In our opinion, minimally invasive surgery on the spine involves tubular retractors. This provides a smaller incision, less damage to muscle and soft tissues, lower complications and better results in our hands.
A “smaller incision” does not necessarily mean a procedure is minimally invasive. Some surgeons can make a slightly smaller scar, but do not use a tubular retractor to spread the muscle. These surgeons still detach the muscle from the bone causing muscle damage and potentially facet joint injury.
Stem cell therapy image and Information from ipscell.com.
Anterior and lateral surgical approaches can be used in spine fusions and artificial discs, but this also does not necessarily mean a procedure is minimally invasive. Anterior and lateral approaches may avoid damaging the back muscles, however they still risk damage to abdominal organs, large blood vessels and possibly anterior spine muscles. In comparing anterior fusion to tubular minimally invasive fusion:
- Infection and blood clots may be increased in anterior approach patients
- There tends to be a longer hospital stay in anterior approach patients
- There tends to be increased blood loss from major blood vessel injury in anterior approach patients
- Readmission (admitted back to the hospital) odds may be increased in anterior approach patients
- Cost may be higher in anterior approach patients
Mid and low back fusion procedures can be performed now using a robot such as the Mazor. This type of robot may be used along with tubular minimally invasive procedures, but using the robot by itself does not necessarily mean the procedure is minimally invasive. Additionally, major nerve and spine injuries have been reported in using the robot due to errors in technology.
Stem cells treatment is not necessarily a minimally invasive technique. Stem cell procedures are not thought to be effective currently. They are not FDA approved and commonly require cash payment.
Laser spine procedures can be performed using minimally invasive techniques, but minimally invasive spine surgery may be more effectively performed without a laser.
- Lasers are straight beams which do not work well around corners
- Lasers emit heat
- Lasers cannot easily control depth
- The reoperation rate with lasers is reported to be higher than with traditional minimally invasive surgery

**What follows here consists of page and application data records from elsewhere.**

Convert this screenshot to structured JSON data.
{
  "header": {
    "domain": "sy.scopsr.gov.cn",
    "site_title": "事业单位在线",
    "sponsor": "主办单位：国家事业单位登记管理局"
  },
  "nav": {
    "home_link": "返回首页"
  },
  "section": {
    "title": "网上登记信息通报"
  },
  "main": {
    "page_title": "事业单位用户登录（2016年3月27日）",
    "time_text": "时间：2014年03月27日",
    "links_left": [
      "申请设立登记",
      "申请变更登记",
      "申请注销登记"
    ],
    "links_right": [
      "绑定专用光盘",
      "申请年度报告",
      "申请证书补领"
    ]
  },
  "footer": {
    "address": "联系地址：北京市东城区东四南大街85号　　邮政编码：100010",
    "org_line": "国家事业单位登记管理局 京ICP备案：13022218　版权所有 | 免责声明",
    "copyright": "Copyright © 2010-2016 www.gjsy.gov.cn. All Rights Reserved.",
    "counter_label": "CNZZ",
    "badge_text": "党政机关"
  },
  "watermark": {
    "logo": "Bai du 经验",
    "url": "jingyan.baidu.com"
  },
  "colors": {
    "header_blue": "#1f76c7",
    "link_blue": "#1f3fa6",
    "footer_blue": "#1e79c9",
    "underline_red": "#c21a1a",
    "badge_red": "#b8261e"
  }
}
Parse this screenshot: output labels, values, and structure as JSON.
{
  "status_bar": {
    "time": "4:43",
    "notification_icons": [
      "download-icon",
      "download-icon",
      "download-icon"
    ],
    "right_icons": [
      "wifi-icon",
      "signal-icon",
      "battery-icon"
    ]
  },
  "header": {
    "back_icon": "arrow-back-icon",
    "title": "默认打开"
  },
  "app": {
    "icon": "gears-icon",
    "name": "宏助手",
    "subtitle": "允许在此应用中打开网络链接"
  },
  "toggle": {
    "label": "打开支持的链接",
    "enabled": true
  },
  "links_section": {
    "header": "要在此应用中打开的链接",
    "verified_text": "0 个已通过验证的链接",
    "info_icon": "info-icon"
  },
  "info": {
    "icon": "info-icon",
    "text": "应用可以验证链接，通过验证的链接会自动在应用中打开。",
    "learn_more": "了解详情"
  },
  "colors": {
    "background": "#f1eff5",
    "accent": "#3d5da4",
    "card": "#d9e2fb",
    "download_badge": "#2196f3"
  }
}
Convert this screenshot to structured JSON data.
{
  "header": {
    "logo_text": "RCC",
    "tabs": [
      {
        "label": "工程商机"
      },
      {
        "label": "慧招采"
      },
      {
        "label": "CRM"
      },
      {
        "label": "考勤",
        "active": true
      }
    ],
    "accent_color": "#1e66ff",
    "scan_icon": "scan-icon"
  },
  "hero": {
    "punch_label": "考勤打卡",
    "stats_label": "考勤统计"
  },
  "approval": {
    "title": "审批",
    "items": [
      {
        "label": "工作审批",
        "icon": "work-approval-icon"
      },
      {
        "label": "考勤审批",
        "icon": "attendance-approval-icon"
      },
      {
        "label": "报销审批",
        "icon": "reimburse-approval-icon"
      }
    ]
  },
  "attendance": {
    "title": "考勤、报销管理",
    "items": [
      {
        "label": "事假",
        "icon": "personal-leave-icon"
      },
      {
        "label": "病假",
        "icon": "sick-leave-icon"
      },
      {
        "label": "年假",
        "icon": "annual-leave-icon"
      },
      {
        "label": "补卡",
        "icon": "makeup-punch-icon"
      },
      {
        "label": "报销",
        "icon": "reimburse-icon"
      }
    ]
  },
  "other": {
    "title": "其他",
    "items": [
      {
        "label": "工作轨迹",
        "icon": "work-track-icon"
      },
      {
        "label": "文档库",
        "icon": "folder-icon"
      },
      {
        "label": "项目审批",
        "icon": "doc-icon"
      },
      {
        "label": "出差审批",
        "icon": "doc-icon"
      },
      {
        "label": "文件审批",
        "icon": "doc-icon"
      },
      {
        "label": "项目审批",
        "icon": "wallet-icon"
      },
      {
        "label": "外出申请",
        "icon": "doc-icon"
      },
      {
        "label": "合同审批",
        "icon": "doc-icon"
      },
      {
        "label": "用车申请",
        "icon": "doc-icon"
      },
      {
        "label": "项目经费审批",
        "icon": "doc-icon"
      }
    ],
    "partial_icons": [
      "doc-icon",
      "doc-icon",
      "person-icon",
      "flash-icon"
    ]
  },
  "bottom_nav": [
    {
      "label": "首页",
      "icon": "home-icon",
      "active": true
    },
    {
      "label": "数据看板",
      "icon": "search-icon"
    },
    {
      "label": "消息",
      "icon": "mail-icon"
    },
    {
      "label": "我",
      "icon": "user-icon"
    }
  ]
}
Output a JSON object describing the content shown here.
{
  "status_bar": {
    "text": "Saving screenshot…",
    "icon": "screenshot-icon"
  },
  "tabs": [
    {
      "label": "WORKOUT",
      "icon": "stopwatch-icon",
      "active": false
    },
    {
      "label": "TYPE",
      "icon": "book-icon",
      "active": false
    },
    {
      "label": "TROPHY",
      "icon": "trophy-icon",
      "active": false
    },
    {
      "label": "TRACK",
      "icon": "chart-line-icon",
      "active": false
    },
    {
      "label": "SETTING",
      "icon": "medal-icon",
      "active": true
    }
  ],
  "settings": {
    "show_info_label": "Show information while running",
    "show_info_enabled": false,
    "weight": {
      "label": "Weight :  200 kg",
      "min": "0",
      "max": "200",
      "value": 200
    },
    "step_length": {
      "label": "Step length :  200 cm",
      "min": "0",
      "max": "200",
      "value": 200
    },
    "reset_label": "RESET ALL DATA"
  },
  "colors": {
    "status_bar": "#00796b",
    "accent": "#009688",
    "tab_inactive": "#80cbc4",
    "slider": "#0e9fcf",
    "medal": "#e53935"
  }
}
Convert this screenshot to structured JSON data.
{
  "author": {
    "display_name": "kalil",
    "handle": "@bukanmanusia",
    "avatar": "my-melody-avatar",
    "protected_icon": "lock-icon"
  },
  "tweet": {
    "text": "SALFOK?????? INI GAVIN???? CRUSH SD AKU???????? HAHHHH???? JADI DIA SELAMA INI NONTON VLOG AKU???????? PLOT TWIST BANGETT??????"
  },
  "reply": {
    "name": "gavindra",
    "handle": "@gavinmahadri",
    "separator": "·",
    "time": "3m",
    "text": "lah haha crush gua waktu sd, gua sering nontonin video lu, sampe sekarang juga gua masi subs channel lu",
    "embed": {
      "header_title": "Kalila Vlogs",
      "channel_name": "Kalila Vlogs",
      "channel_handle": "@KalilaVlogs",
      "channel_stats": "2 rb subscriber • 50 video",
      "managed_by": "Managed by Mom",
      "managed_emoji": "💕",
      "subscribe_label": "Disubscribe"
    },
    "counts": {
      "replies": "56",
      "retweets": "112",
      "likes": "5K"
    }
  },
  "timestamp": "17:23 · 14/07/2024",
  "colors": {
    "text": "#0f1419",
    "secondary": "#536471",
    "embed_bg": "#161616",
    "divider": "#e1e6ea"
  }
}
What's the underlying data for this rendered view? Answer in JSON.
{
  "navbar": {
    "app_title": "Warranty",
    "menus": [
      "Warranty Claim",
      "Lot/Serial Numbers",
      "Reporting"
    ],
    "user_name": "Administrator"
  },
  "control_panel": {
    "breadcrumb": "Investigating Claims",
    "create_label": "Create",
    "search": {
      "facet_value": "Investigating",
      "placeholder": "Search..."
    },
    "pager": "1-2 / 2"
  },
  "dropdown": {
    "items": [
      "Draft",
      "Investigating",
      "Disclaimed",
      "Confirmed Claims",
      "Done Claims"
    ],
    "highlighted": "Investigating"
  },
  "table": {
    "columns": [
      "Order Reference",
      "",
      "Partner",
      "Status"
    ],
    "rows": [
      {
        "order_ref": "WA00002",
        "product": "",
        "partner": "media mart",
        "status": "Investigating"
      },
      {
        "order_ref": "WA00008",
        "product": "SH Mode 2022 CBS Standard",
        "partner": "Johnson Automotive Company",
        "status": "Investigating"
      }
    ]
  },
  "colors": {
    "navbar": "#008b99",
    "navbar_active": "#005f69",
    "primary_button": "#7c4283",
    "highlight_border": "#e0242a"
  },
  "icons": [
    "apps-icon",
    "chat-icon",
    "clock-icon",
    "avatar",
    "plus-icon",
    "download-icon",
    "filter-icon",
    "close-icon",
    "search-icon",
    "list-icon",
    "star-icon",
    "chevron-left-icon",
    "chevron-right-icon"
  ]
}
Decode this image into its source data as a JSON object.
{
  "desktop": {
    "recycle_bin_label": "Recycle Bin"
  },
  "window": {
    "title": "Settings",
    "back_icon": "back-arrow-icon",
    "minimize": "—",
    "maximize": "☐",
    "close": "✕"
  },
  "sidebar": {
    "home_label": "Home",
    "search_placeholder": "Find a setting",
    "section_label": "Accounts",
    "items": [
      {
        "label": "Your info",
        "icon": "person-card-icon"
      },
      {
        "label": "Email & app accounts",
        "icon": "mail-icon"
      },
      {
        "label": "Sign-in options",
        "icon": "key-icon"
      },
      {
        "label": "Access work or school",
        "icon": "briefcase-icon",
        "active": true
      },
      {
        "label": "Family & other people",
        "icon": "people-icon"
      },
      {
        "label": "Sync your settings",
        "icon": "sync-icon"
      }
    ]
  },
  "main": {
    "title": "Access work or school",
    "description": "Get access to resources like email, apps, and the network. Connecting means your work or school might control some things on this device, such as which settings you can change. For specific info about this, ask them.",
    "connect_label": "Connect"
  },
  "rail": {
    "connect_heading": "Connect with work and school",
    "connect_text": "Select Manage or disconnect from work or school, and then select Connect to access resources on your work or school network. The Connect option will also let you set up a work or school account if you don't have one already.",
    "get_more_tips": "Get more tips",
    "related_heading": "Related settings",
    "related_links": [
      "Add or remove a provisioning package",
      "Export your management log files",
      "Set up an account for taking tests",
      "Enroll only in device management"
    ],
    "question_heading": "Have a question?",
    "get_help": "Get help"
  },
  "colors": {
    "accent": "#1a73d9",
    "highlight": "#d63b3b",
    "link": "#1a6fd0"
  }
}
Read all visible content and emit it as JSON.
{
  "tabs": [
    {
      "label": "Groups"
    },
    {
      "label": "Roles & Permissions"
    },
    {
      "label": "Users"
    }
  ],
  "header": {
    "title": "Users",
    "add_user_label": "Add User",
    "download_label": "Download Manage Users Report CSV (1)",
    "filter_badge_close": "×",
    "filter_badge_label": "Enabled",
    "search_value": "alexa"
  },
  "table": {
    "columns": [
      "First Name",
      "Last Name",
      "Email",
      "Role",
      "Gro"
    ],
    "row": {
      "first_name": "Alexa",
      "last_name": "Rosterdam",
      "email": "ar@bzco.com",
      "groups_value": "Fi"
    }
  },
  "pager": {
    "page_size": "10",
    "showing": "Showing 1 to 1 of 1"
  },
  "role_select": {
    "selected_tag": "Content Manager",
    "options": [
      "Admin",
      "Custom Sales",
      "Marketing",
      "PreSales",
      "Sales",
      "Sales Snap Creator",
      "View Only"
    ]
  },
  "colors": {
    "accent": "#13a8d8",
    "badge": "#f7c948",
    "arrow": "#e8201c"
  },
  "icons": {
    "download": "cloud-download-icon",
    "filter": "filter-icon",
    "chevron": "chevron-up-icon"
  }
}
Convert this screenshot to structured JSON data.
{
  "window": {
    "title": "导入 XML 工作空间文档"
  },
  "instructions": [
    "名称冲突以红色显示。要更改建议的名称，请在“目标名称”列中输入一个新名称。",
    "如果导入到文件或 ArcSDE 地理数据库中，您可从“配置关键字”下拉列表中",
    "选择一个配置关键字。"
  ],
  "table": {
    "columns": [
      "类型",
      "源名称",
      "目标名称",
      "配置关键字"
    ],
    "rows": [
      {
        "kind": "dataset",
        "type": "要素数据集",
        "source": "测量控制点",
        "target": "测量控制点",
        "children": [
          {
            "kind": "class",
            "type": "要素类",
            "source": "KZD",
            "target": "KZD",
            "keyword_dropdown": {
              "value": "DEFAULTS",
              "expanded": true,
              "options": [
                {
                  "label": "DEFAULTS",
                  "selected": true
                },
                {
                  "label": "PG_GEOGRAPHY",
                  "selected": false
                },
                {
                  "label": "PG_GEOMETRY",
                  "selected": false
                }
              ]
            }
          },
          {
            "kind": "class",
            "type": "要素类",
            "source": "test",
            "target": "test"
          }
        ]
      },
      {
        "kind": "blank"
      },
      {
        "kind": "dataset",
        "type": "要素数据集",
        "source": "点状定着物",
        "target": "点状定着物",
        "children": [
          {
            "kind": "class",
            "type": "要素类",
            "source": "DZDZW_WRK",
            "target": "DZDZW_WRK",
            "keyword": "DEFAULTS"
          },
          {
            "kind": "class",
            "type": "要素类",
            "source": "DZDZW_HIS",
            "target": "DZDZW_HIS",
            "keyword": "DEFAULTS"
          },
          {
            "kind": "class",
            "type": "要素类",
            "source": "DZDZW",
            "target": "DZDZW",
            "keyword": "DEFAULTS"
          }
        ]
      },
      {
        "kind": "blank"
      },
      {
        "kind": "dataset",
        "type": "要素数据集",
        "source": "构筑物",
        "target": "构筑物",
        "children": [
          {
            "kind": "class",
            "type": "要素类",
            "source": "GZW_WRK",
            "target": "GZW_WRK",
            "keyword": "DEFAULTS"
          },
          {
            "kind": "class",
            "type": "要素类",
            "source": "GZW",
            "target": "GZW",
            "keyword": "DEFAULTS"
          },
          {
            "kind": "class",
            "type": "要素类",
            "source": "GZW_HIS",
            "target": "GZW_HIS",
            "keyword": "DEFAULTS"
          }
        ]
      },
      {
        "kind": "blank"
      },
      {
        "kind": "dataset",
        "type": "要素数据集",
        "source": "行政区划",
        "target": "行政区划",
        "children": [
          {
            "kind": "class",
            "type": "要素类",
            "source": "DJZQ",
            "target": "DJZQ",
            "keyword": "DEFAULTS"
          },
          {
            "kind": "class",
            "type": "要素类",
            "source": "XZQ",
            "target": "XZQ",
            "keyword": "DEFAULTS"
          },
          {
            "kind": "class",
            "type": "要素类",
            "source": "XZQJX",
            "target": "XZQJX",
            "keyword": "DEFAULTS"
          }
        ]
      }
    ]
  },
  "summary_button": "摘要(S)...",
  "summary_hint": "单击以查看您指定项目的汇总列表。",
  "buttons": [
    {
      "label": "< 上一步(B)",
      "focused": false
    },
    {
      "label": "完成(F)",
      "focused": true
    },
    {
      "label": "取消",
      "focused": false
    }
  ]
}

- Laser treatment tends to require cash payment.
Our surgeons at Rocky Mountain Brain & Spine institute are BOARD CERTIFIED and perform tubular minimally invasive spine procedures.